What Are the Common Elements of a Lottery?


The lottery is a popular game that allows people to win large sums of money by matching their numbers with the drawn ones. It is a form of gambling, and it is important to remember that winning is not guaranteed. However, if you play it responsibly and manage your money well, it can be a fun way to pass the time. Before you start playing, make sure that you have a budget and know how much you can afford to spend. Also, remember that it is not a good idea to gamble with your emergency savings, as this can cause financial problems in the future.

The first lottery-like games to offer prizes in the data macau form of goods were probably conducted in the Low Countries in the 15th century, when town lotteries raised money for fortifications and to help the poor. The lottery was eventually introduced to the United States, where it grew in popularity after New Hampshire held its first state lottery in 1964. Since then, the lottery has spread across the country and is now operated by all 50 states and the District of Columbia.

There are a number of similarities among the lottery operations in different countries, including the methods of collecting and pooling stakes, the type of prize (e.g. cash or merchandise), and the rules governing how winners are selected. However, lottery organizers face considerable variations in their environments and must adapt their operations to accommodate these differences.

A second common element is the use of a distribution network to sell tickets and collect stakes. This can be accomplished in many ways, from a retail sales outlet to mail-order systems. In addition to the convenience factor, these methods have the advantage of avoiding smuggling, which is difficult in international lotteries, and of providing transparency and accountability.

Lottery operators have a third common element: they must decide how frequently and for how much they want to hold the lottery. This decision is typically based on public demand and the cost of producing the lottery. The prizes also need to be carefully considered: they must be sufficient to attract players, but not so high that they deter participation.

In most countries, the winner has the option to choose between annuity payments and a one-time payment. The former tends to have a lower return on investment, and the latter is taxed less annually, but both options are popular with lottery participants.

Although the lottery has become a major source of revenue for many governments, critics point to its low odds of success and high costs. In addition, the money spent on lottery tickets by individuals can replace other forms of investment, such as saving for retirement or college tuition. Despite these concerns, the lottery remains a popular form of entertainment and is widely considered to be an effective tool for raising funds for government programs. The lottery’s popularity, however, is not related to the objective fiscal health of a state, as evidenced by the fact that state lotteries have gained broad public approval even during periods of economic stress.

What Is a Lottery?

A lottery is a game in which tickets are sold for a toto macau drawing at a future date, usually weeks or months in advance. The games range from scratch-off tickets to the traditional lottery ticket, which involves picking numbers, based on a set of rules.

Lottery operators use a variety of techniques to attract players. They offer a variety of games, often with high jackpots or large cash prizes; they advertise their games heavily; and they frequently introduce new games to keep players interested in their products.
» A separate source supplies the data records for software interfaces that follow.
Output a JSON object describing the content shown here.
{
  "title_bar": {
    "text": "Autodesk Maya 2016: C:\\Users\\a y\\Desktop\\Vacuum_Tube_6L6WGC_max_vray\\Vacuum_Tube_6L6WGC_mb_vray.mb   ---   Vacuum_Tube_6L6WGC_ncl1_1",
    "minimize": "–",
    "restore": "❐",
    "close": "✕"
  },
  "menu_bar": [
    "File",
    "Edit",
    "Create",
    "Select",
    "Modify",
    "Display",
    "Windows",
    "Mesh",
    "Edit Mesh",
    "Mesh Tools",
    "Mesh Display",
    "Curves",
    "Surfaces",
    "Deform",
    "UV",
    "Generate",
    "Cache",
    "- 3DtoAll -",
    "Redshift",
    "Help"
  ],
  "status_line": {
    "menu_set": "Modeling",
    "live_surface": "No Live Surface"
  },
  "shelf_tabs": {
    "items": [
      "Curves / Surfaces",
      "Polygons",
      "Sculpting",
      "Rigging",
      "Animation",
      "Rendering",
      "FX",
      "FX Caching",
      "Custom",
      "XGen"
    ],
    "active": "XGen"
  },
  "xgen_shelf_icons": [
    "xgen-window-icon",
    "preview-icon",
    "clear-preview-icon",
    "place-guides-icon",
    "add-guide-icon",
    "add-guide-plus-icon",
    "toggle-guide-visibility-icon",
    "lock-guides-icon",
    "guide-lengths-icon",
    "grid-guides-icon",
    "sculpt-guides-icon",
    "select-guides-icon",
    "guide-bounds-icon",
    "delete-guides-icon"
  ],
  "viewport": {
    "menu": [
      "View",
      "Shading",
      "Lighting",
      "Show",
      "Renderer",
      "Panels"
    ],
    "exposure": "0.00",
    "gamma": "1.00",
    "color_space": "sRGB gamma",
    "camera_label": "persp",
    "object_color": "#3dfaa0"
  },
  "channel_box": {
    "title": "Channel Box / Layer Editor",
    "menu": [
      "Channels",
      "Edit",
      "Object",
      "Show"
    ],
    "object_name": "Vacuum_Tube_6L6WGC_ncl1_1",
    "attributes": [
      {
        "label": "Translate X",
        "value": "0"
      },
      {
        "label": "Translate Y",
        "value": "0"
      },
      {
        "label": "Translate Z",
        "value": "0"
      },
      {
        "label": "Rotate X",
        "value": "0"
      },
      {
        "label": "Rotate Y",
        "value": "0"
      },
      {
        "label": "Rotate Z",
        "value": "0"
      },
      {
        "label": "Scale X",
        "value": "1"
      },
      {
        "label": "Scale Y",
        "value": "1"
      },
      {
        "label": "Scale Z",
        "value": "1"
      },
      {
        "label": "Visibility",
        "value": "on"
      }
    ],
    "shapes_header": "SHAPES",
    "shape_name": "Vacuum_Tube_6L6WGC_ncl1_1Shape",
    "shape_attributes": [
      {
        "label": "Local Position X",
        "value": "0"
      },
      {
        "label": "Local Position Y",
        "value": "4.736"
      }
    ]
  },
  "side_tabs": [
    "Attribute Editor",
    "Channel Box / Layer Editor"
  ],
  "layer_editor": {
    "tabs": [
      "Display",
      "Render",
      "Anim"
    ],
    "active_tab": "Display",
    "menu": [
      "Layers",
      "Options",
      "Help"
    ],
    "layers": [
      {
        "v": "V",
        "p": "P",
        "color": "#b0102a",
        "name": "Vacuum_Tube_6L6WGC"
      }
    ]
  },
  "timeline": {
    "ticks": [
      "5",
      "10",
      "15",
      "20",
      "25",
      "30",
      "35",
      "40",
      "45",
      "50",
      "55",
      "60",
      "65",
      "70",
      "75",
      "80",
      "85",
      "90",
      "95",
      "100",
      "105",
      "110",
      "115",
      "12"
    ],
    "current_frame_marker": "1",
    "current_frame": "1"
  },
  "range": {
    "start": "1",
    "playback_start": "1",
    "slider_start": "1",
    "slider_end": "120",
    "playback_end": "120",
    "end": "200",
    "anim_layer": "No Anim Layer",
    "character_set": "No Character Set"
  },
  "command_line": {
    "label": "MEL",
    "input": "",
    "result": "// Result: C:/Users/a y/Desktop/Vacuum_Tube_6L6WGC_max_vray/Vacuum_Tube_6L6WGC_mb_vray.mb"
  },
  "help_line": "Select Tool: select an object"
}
In the United States, the government has a significant role in managing the lottery industry. Its primary responsibility is to provide a fair system that does not favor any one player over others. It also protects the public from fraudulent activities and ensures that prizes are awarded fairly.

State-sponsored lotteries first became widespread in the early 1970s when many states introduced them as a way of raising money for projects without increasing taxes. In particular, twelve states (Connecticut, Delaware, Illinois, Maine, Maryland, Massachusetts, Michigan, New Jersey, Ohio, Pennsylvania, and Rhode Island) established their own lotteries in that decade.

These lottery revenues are dispersed among a number of different beneficiaries, including local governments, schools, and charities. The amount of these funds allocated to the various recipients varies by state and is typically determined using a formula that factors in average daily attendance for school districts, full-time enrollment, and other criteria.

Most state lottery operations are primarily administrative tasks, although some have evolved to include a wide array of promotional and advertising activities. These activities can take place in a variety of ways, from television commercials to billboards to radio and newspaper ads.

The lottery is an important source of revenue for many state governments. Its profits can be used for a variety of purposes, including public education and infrastructure development. It can be taxed or not, and it can be managed by the state’s executive or legislative branches.

Major issues with the lottery relate to gambling addiction, the alleged regressive impact on lower-income groups, and the potential for conflicts between the state’s political leaders. However, the lottery is a popular form of entertainment for Americans.

Participation rates are low among a wide spectrum of demographic groups, including non-college-educated adults, those without high school degrees, and African-Americans. The most frequent lottery players are high-school educated, middle-aged men in the middle of the economic spectrum.

Most lottery advertising emphasizes that players can win large sums of money, but these claims are often misleading and tend to overstate the actual odds of winning. The lottery’s jackpot prizes are usually paid over a 20-year period, and the value of those jackpots is generally deflated by inflation and taxes.

Unlike other forms of gambling, lottery winners have no need to worry about losing their winnings, as they are paid out over time in equal annual installments. Some critics argue that this practice creates an addictive environment that can lead to financial ruin.